Air Arabia, the Middle East’s largest low-cost carrier, has announced new airlines in Pakistan and Armenia in recent months. Air Arabia Abu Dhabi, a joint venture with Etihad Airways, already flies between the United Arab Emirates and several destinations in South Asia.
“There are too many small players in the LCC (low cost carrier) market in the region and around us,” Ali said, adding that airline partnerships in the past involved “signing a piece of paper “without real commitment or money. “They tend to work for a while, but they fail very quickly – unless you invest in something, you don’t care.”
Air Arabia covered around 40% of its fuel needs, which helped the airline maintain competitive ticket prices. “We dithered for a number of years – sometimes it stings you, but sometimes it worked for us,” Ali said. “I wish the industry was such that when the price of oil goes up you can adjust your prices accordingly, but that’s not the case.
With COVID-19 no longer the top concern for airlines, hiring is again front and center, aviation officials say. “We all have to recruit more people now, and a lot of people who stopped working at a certain age, we have to replace them,” Ali said. “It will take time, especially when it comes to technical skills that take a little time to practice. Labor has become a challenge.

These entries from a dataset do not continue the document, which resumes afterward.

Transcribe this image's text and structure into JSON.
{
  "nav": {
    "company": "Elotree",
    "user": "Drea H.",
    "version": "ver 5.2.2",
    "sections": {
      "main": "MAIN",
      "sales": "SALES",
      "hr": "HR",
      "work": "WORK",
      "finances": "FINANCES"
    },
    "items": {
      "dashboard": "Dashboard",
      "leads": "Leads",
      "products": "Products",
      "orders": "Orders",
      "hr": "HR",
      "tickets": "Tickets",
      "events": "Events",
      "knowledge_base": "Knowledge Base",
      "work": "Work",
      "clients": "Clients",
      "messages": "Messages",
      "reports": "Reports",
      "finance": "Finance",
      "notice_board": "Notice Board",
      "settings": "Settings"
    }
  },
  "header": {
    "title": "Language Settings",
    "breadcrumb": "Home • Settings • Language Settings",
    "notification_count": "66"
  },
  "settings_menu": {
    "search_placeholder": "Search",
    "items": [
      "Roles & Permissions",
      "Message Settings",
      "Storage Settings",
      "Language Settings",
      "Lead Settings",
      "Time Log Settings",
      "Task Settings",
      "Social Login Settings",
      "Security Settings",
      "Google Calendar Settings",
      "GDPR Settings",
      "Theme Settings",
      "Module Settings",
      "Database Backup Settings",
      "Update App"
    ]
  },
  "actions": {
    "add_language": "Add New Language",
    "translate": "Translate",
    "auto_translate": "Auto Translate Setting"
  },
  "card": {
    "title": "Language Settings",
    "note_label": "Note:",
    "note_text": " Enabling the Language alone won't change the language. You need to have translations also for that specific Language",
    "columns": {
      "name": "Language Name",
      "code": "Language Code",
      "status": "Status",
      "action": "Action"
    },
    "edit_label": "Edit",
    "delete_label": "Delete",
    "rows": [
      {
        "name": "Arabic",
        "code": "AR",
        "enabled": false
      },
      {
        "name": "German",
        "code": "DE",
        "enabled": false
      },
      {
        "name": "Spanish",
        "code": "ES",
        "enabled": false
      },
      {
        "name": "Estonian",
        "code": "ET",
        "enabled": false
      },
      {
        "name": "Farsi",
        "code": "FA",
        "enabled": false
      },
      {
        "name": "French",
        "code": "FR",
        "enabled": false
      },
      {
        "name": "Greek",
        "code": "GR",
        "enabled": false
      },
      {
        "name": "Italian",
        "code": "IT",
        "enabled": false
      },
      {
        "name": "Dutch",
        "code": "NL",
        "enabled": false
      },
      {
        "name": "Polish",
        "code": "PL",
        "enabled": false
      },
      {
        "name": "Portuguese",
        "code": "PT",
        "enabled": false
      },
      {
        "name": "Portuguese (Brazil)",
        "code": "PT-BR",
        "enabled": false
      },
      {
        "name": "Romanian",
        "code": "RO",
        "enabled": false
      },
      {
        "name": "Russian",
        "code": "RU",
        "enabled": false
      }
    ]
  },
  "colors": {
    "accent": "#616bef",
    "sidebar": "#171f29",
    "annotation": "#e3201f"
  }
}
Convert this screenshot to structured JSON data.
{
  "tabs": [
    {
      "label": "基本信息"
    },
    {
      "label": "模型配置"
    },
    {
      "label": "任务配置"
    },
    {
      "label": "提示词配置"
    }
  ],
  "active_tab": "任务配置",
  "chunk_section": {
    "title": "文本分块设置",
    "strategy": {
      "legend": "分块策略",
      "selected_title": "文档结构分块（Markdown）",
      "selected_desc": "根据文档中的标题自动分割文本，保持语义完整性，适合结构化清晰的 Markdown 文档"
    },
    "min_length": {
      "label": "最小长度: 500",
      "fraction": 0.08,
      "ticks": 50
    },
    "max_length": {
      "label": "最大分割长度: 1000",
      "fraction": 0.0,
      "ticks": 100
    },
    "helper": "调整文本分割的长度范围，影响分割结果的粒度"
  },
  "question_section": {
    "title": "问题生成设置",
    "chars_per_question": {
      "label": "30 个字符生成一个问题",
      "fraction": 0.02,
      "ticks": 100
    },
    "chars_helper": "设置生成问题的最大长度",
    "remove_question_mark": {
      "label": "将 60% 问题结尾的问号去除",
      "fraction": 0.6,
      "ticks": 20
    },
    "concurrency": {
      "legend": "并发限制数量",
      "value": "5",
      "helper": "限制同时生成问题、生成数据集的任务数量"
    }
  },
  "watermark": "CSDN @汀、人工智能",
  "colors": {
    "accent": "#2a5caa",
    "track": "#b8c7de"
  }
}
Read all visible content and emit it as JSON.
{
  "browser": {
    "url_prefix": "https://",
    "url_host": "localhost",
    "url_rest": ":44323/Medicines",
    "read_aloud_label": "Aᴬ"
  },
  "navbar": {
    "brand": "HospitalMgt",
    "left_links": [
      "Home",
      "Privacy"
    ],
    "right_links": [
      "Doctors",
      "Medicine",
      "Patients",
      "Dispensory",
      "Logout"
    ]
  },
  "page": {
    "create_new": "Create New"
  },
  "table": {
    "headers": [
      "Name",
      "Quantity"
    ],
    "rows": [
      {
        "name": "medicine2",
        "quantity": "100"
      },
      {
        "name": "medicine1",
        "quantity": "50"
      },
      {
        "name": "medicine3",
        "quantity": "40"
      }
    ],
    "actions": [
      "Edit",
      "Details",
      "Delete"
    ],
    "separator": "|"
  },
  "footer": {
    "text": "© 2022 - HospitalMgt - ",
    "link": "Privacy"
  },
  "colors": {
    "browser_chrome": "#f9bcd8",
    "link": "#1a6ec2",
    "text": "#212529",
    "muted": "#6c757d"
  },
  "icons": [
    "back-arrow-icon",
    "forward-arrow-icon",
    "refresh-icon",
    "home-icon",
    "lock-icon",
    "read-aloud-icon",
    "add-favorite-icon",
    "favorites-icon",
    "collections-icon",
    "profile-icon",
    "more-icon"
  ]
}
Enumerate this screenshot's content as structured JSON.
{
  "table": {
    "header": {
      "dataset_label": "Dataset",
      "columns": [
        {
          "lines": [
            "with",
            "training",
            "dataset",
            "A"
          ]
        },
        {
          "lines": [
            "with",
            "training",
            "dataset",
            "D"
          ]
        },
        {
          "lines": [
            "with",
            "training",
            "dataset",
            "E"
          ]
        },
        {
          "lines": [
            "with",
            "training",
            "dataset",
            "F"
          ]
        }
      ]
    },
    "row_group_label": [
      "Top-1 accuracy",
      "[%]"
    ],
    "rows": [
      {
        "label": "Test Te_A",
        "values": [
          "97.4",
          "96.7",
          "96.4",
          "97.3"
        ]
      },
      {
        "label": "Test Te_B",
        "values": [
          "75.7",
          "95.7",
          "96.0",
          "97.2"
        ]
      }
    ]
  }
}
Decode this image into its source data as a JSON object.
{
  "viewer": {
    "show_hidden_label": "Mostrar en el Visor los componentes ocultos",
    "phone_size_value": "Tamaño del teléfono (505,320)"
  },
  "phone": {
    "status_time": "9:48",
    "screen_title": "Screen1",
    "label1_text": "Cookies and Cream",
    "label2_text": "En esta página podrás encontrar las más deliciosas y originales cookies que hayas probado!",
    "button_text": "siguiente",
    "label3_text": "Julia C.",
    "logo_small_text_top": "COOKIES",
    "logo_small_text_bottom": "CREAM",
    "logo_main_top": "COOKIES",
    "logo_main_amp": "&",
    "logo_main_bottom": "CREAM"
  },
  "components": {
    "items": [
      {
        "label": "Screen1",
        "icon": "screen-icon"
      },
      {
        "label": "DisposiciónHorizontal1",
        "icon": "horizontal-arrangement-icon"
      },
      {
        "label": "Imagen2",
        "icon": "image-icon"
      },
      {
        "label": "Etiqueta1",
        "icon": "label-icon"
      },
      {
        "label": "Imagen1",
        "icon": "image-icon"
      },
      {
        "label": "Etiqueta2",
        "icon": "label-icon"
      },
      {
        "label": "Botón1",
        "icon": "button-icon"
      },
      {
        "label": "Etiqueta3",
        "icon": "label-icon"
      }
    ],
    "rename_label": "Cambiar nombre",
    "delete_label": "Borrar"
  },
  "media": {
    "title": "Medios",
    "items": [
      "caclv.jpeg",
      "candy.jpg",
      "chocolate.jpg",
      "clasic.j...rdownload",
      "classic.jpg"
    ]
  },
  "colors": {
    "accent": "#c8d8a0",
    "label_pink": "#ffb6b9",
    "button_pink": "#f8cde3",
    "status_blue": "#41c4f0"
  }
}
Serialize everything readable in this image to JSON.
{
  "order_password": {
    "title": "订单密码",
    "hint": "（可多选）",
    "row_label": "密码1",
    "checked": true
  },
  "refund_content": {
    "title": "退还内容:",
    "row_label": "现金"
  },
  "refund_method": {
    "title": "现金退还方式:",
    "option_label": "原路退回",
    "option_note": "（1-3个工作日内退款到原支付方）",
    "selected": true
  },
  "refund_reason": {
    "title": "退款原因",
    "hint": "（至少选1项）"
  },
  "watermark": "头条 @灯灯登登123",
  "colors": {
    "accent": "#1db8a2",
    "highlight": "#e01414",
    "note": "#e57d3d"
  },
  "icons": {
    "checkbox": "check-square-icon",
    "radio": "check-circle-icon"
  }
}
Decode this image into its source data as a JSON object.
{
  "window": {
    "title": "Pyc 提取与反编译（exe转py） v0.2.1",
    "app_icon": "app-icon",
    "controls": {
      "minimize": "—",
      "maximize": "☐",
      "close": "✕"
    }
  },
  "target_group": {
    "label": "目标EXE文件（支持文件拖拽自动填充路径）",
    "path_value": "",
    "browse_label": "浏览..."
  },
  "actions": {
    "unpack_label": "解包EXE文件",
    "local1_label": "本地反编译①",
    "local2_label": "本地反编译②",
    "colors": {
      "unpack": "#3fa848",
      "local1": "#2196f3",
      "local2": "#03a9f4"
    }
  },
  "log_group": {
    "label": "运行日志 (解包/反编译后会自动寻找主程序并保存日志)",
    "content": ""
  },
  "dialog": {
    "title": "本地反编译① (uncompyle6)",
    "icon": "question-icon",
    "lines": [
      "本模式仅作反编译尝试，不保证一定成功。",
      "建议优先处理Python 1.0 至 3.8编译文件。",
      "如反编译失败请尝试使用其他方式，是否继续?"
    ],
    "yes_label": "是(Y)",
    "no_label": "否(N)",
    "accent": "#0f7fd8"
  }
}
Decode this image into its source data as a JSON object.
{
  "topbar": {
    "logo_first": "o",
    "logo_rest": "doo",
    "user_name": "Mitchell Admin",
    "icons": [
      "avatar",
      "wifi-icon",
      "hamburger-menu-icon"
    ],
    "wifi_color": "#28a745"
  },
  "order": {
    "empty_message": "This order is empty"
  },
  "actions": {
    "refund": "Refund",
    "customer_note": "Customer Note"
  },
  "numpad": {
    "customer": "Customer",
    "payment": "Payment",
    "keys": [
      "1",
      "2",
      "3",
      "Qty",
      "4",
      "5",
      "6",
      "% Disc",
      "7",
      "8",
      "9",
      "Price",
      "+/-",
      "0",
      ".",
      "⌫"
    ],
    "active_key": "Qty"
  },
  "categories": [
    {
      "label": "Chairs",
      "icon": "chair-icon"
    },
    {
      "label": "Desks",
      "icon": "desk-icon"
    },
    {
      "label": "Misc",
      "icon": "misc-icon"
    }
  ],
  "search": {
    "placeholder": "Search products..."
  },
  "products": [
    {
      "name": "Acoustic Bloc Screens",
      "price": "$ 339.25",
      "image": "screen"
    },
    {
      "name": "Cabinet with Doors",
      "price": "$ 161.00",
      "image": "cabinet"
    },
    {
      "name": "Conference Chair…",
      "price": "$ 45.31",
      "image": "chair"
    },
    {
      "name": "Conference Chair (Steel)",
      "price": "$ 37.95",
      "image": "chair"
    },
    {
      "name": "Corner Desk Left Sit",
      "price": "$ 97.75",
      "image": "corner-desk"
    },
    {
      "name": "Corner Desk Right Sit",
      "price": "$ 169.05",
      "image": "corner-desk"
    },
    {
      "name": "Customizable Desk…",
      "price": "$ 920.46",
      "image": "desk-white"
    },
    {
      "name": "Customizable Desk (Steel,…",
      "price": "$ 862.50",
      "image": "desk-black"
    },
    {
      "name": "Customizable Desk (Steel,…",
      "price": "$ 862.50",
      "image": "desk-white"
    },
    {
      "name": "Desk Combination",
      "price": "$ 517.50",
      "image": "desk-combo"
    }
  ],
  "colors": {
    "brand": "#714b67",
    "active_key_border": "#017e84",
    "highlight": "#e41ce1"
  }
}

“The virus (COVID-19) is getting softer and lighter – there are almost two years of travel backlogs to catch up on,” Ali said. “From that perspective, as countries open up, I think the market will come back.”